This exceptionally large drawing is related to a picture (fig. 1) of the same subject signed and dated 'In Bologna Caietanus Gandolfi 1766' in the Museo Civico, Piacenza (P. Bagno, I Gandolfi. Affreschi, dipinti, bozzetti, disegni, Bologna, 1992, no. 219).
The scene is taken from the Odyssey. Ulysses has reached the island of Aeaea, home of the enchantress Circe. She has transformed his companions into swine and the hero visits her to retrieve his men. On his way to the sorceress's castle he has met Mercury who has warned him against Circe's magic and given him an antidote to her magic potion. Mercury also advises Ulysses to draw his sword and threaten Circe's life when she tries to transform him with her wand. Ulysses follows these instructions and the enchantress becomes enamoured of the one man able to resist her spells and charms. Ulysses then convinces her to restore his men to human form, and he and his entire crew spend a full year banqueting as Circe's pampered guests.

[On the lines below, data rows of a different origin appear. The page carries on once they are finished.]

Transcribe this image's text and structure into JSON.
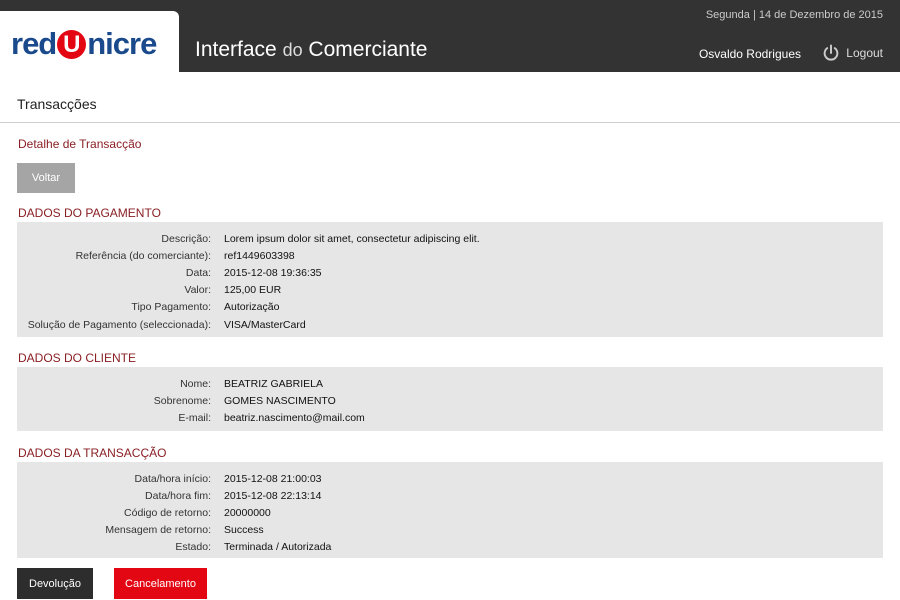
{
  "header": {
    "logo": {
      "part1": "red",
      "part2": "U",
      "part3": "nicre"
    },
    "title_a": "Interface ",
    "title_b": "do",
    "title_c": " Comerciante",
    "date": "Segunda | 14 de Dezembro de 2015",
    "user": "Osvaldo Rodrigues",
    "logout_label": "Logout",
    "logout_icon": "power-icon"
  },
  "page": {
    "title": "Transacções",
    "subtitle": "Detalhe de Transacção",
    "back_label": "Voltar"
  },
  "payment": {
    "title": "DADOS DO PAGAMENTO",
    "rows": [
      {
        "k": "Descrição:",
        "v": "Lorem ipsum dolor sit amet, consectetur adipiscing elit."
      },
      {
        "k": "Referência (do comerciante):",
        "v": "ref1449603398"
      },
      {
        "k": "Data:",
        "v": "2015-12-08 19:36:35"
      },
      {
        "k": "Valor:",
        "v": "125,00 EUR"
      },
      {
        "k": "Tipo Pagamento:",
        "v": "Autorização"
      },
      {
        "k": "Solução de Pagamento (seleccionada):",
        "v": "VISA/MasterCard"
      }
    ]
  },
  "client": {
    "title": "DADOS DO CLIENTE",
    "rows": [
      {
        "k": "Nome:",
        "v": "BEATRIZ GABRIELA"
      },
      {
        "k": "Sobrenome:",
        "v": "GOMES NASCIMENTO"
      },
      {
        "k": "E-mail:",
        "v": "beatriz.nascimento@mail.com"
      }
    ]
  },
  "transaction": {
    "title": "DADOS DA TRANSACÇÃO",
    "rows": [
      {
        "k": "Data/hora início:",
        "v": "2015-12-08 21:00:03"
      },
      {
        "k": "Data/hora fim:",
        "v": "2015-12-08 22:13:14"
      },
      {
        "k": "Código de retorno:",
        "v": "20000000"
      },
      {
        "k": "Mensagem de retorno:",
        "v": "Success"
      },
      {
        "k": "Estado:",
        "v": "Terminada / Autorizada"
      }
    ]
  },
  "actions": {
    "refund_label": "Devolução",
    "cancel_label": "Cancelamento"
  },
  "colors": {
    "header_bg": "#333333",
    "accent_red": "#e30613",
    "brand_blue": "#1a4a8c",
    "section_title": "#8a1f24",
    "panel_bg": "#e6e6e6"
  }
}
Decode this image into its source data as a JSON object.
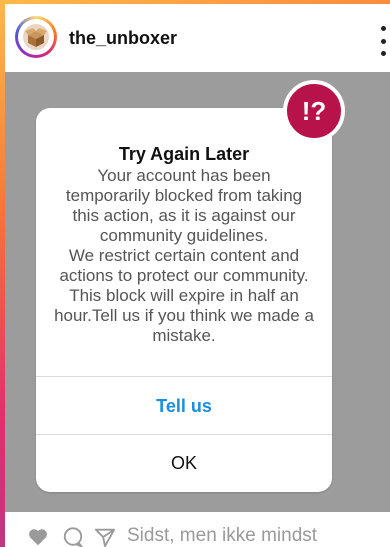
{
  "post": {
    "username": "the_unboxer",
    "avatar_icon": "unboxing-box-icon",
    "more_icon": "more-options-icon"
  },
  "dialog": {
    "badge": "!?",
    "title": "Try Again Later",
    "body_1": "Your account has been temporarily blocked from taking this action, as it is against our community guidelines.",
    "body_2": "We restrict certain content and actions to protect our community. This block will expire in half an hour.Tell us if you think we made a mistake.",
    "tell_us": "Tell us",
    "ok": "OK",
    "accent_color": "#1a8fe0",
    "badge_color": "#b8124b"
  },
  "footer": {
    "caption": "Sidst, men ikke mindst",
    "icons": [
      "heart-icon",
      "comment-icon",
      "share-icon"
    ]
  }
}
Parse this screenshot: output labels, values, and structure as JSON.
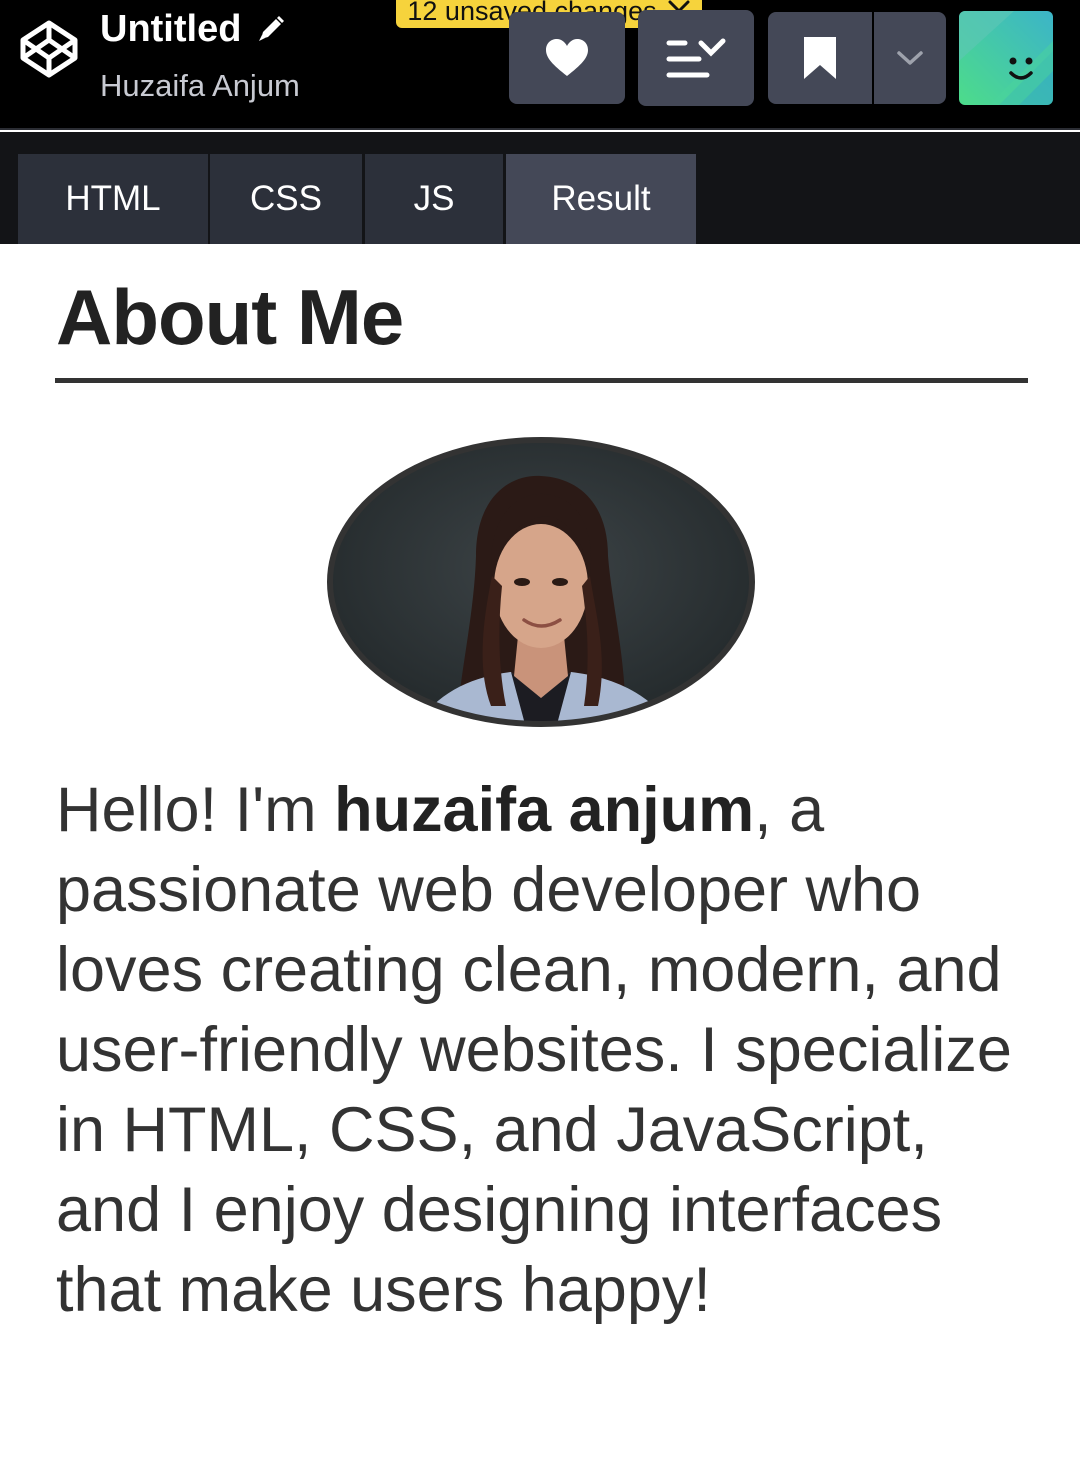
{
  "header": {
    "title": "Untitled",
    "author": "Huzaifa Anjum",
    "unsaved_notice": "12 unsaved changes",
    "icons": {
      "logo": "codepen-logo-icon",
      "edit": "pencil-icon",
      "close": "close-icon",
      "like": "heart-icon",
      "layout": "change-view-icon",
      "save": "bookmark-icon",
      "more": "chevron-down-icon",
      "avatar": "smiley-avatar-icon"
    }
  },
  "tabs": [
    {
      "label": "HTML",
      "active": false
    },
    {
      "label": "CSS",
      "active": false
    },
    {
      "label": "JS",
      "active": false
    },
    {
      "label": "Result",
      "active": true
    }
  ],
  "result": {
    "heading": "About Me",
    "bio_intro": "Hello! I'm ",
    "bio_name": "huzaifa anjum",
    "bio_rest": ", a passionate web developer who loves creating clean, modern, and user-friendly websites. I specialize in HTML, CSS, and JavaScript, and I enjoy designing interfaces that make users happy!"
  },
  "colors": {
    "topbar_bg": "#000000",
    "button_bg": "#444857",
    "tab_bg": "#2c303a",
    "active_tab_bg": "#444857",
    "notice_bg": "#f6d33c",
    "avatar_teal": "#3ecf9f"
  }
}
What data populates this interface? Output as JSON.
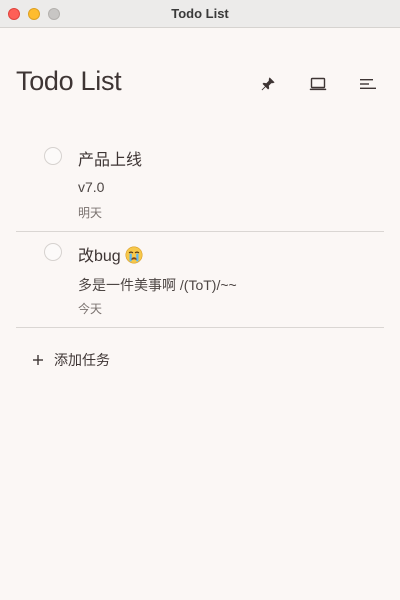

There are marked differences between the drawing and the picture in Piacenza. First of all, the composition is studied in reverse, a common studio practice in Bologna. The game of inversion is here pushed a degree further with the figure of Ulysses shown frontally, when, in the picture, the hero appears with his back turned. Conversely, Mercury is seen from the rear on the present sheet as on the canvas he is represented frontally. Similar inversions are applied to the figures of men transformed into swine in the foreground.
Although there are some pentimenti (noticeable, for example, in the drapery hanging from the bed), the drawing's size, its highly finished quality as well as its technical virtuosity, and subtle but extensive use of white heightening may indicate that it was intended as an independent work. This hypothesis seems confirmed by the existence of a smaller (267 x 206 mm.) drawing in the Los Angeles County Museum (fig. 2) (B. Davis, Master Drawings in the Los Angeles County Museum of Art, Los Angeles, 1997, no. 37). Vivaciously executed in brown ink and dark grey wash over traces of black chalk it is a direct study for the picture with few differences.